I don’t own an old RV, but I do have an old car that my wife absolutely loves, a 1990 Buick Park Avenue that we bought new 25 years ago, so I know something about the challenges of maintaining aging vehicles. Warranties no longer apply and parts can become hard to find as the years roll by.
So I admire the tenacity of Jo Ann Bender, who decided that a 1973 Ford motorhome would be the perfect vehicle for her first long-distance RV trip.
Jo Ann tells the story of that trip in her memoir, Snowbirds. She and her husband, Frederick (Bud) Budinger, bought the RV for a two-month trip from their ranch in northeastern Washington to the south of Texas. Jo Ann picked out the vintage turquoise motorhome on a sales lot, and although her husband had doubts about its mechanical soundness, they set out from Spokane to be Snowbirds for the winter. It was not a smooth trip.
When they weren’t worrying about strange noises from their engine as they motored along, they were often parked at a repair shop. And yet, it was a trip that made Jo Ann and her husband dedicated RVers.
“There are pluses and minuses in everything,” Jo Ann says, and in this case the mechanical problems were outweighed by the freedom of being on the road, the chance to experience amazing places and the opportunity to meet interesting people.
Hampered by Cost
Jo Ann displayed her book as an exhibitor at a recent RV show in Spokane, and had a chance to talk to many would-be RVers. She said she found that some people dream of becoming RVers but aren’t quite there yet, often because of the cost. So, she said, “It’s good to know you can do it on the cheap.”
She and her husband, whom she calls Skipper, spent $3,000 on repairs to their $7,000 motorhome during their two-month trip, so that may not be everyone’s idea of RVing on the cheap. Still their 20-foot motorhome, with a new refrigerator, air conditioner and quality mattress, required only a modest initial investment.
The mechanical problems must have been annoying but even there Jo Ann found a silver lining-a chance to meet friendly and helpful mechanics.
As Jo Ann wrote in her memoir, “There are dangers wherever you go, yet when you are on the road you seem to bump into good people. When you need help, somehow you get it. The three rig problems we came to Austin with were diagnosed and fixed at no ?the Texans spent on our problems…The Texans we met were just people helping people.”

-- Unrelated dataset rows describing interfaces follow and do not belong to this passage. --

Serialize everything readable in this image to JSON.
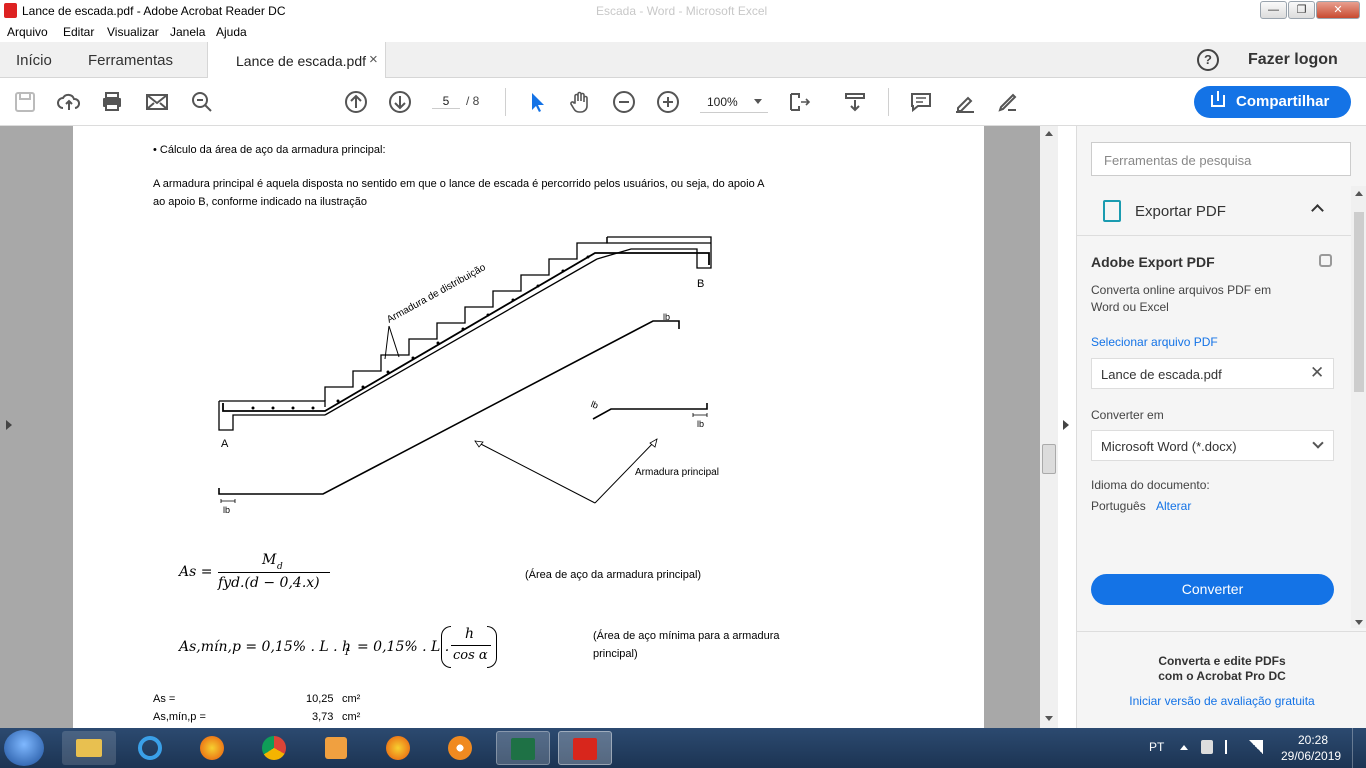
{
  "window": {
    "title": "Lance de escada.pdf - Adobe Acrobat Reader DC",
    "ghost_title": "Escada - Word - Microsoft Excel",
    "minimize": "—",
    "maximize": "❐",
    "close": "✕"
  },
  "menu": [
    "Arquivo",
    "Editar",
    "Visualizar",
    "Janela",
    "Ajuda"
  ],
  "tabs": {
    "home": "Início",
    "tools": "Ferramentas",
    "document": "Lance de escada.pdf",
    "document_close": "×",
    "help": "?",
    "login": "Fazer logon"
  },
  "toolbar": {
    "page_current": "5",
    "page_total": "/ 8",
    "zoom": "100%",
    "share": "Compartilhar"
  },
  "document": {
    "bullet_heading": "• Cálculo da área de aço da armadura principal:",
    "paragraph_line1": "A armadura principal é aquela disposta no sentido em que o lance de escada é percorrido pelos usuários, ou seja, do apoio A",
    "paragraph_line2": "ao apoio B, conforme indicado na ilustração",
    "figure": {
      "label_distribution": "Armadura de distribuição",
      "label_principal": "Armadura principal",
      "label_a": "A",
      "label_b": "B",
      "label_lb": "lb"
    },
    "formula1": {
      "lhs": "As =",
      "numerator": "M",
      "numerator_sub": "d",
      "denominator": "fyd.(d − 0,4.x)",
      "caption": "(Área de aço da armadura principal)"
    },
    "formula2": {
      "expression": "As,mín,p = 0,15% . L . h",
      "sub": "1",
      "middle": "= 0,15% . L .",
      "frac_num": "h",
      "frac_den": "cos α",
      "caption_line1": "(Área de aço mínima para a armadura",
      "caption_line2": "principal)"
    },
    "results": [
      {
        "label": "As =",
        "value": "10,25",
        "unit": "cm²"
      },
      {
        "label": "As,mín,p =",
        "value": "3,73",
        "unit": "cm²"
      }
    ]
  },
  "right_panel": {
    "search_placeholder": "Ferramentas de pesquisa",
    "export_title": "Exportar PDF",
    "service_title": "Adobe Export PDF",
    "service_desc_line1": "Converta online arquivos PDF em",
    "service_desc_line2": "Word ou Excel",
    "select_file": "Selecionar arquivo PDF",
    "selected_file": "Lance de escada.pdf",
    "convert_to_label": "Converter em",
    "convert_to_value": "Microsoft Word (*.docx)",
    "language_label": "Idioma do documento:",
    "language_value": "Português",
    "language_change": "Alterar",
    "convert_button": "Converter",
    "promo_line1": "Converta e edite PDFs",
    "promo_line2": "com o Acrobat Pro DC",
    "trial_link": "Iniciar versão de avaliação gratuita"
  },
  "taskbar": {
    "language": "PT",
    "time": "20:28",
    "date": "29/06/2019"
  },
  "colors": {
    "accent": "#1473e6",
    "taskbar": "#1c3453",
    "viewer_bg": "#a8a8a8"
  }
}
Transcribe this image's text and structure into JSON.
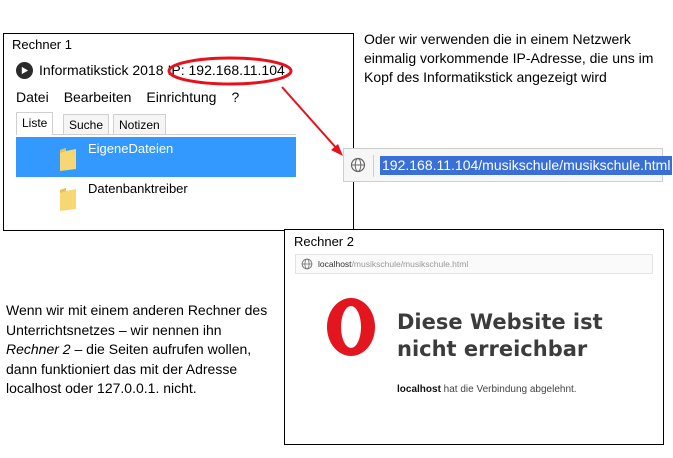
{
  "rechner1": {
    "label": "Rechner 1",
    "app_title": "Informatikstick  2018",
    "ip_label": "IP: 192.168.11.104",
    "menu": [
      "Datei",
      "Bearbeiten",
      "Einrichtung",
      "?"
    ],
    "tabs": [
      "Liste",
      "Suche",
      "Notizen"
    ],
    "active_tab": "Liste",
    "items": [
      {
        "label": "EigeneDateien",
        "selected": true
      },
      {
        "label": "Datenbanktreiber",
        "selected": false
      }
    ],
    "icons": {
      "app": "play-icon",
      "item": "folder-icon"
    },
    "highlight_color": "#e8111b",
    "selection_color": "#3399ff"
  },
  "address_bar": {
    "url": "192.168.11.104/musikschule/musikschule.html",
    "icon": "globe-icon"
  },
  "note_top": "Oder wir verwenden die in einem Netzwerk einmalig vorkommende IP-Adresse, die uns im Kopf des Informatikstick angezeigt wird",
  "note_bottom": {
    "part1": "Wenn wir mit einem anderen Rechner des Unterrichtsnetzes – wir nennen ihn ",
    "emphasis": "Rechner 2",
    "part2": " – die Seiten aufrufen wollen, dann funktioniert das mit der Adresse localhost oder 127.0.0.1. nicht."
  },
  "rechner2": {
    "label": "Rechner 2",
    "url_host": "localhost",
    "url_path": "/musikschule/musikschule.html",
    "error_title": "Diese Website ist nicht erreichbar",
    "error_host": "localhost",
    "error_text": " hat die Verbindung abgelehnt.",
    "icons": {
      "address": "globe-icon",
      "browser": "opera-logo"
    },
    "opera_color": "#e3151f"
  }
}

The book is an entertaining account of one couple’s introduction to the joys or RVing. Or, as the blurb on the book cover says, “How a road trip in a vintage RV put love and adventure back in a marriage.”
Jo Ann’s book ends with the trip back home to their ranch, three miles from the Canadian border. That initial RV trip was several years ago, and the Ford motorhome is no longer around, but Jo Ann and Skipper have continued as RVers. They had a 27-foot Winnebago for a while but it was totaled in an accident. The Winnebago was parked when a drunk driver hit it and sent it careening into a building. Their current RV is a Pleasure-Way Class B motorhome.
Jo Ann’s book is one of four entries in our book review section on Page 18 this month. Besides the books, we review audio dramas from Jim French Productions in Bellevue, Washington.
I am old enough to remember when families gathered to listen to dramas on the radio, and while those days are long gone, short dramas are still being written and produced for broadcast. If you can’t find a retro radio station, you can buy them on CD.
Years ago, people thought television would kill radio and the movies, but both just evolved. Maybe the Internet will kill newspapers, and maybe electronic books will replace print books, but it seems that the competition is just transforming print, not replacing it.
Russ and Tin?a De Maris, who write our Tech Tips column, have created what in years past might have been a weekly program on the radio. It’s a half-hour audio series devoted to topics of interest to RVers, covering technical issues, product reviews, and everything involved in the RV lifestyle, including handy tips on all kinds of matters such as how to keep mice out of your RV.
“We aim to keep it light, and at the same time, make it practical,” said Russ, who acts as the show’s host, while his wife, Tin?a, serves as producer.
If Car Talk could become one of the most popular programs on National Public Radio, there should be a good audience for a show on RVs. In this case, you won’t find it on the radio, but on the Internet at yourrvpodcast.com. With this format, you can pick the time you want to hear the show and also listen to past episodes. Try it and I bet you will be entertained and also pick up useful information.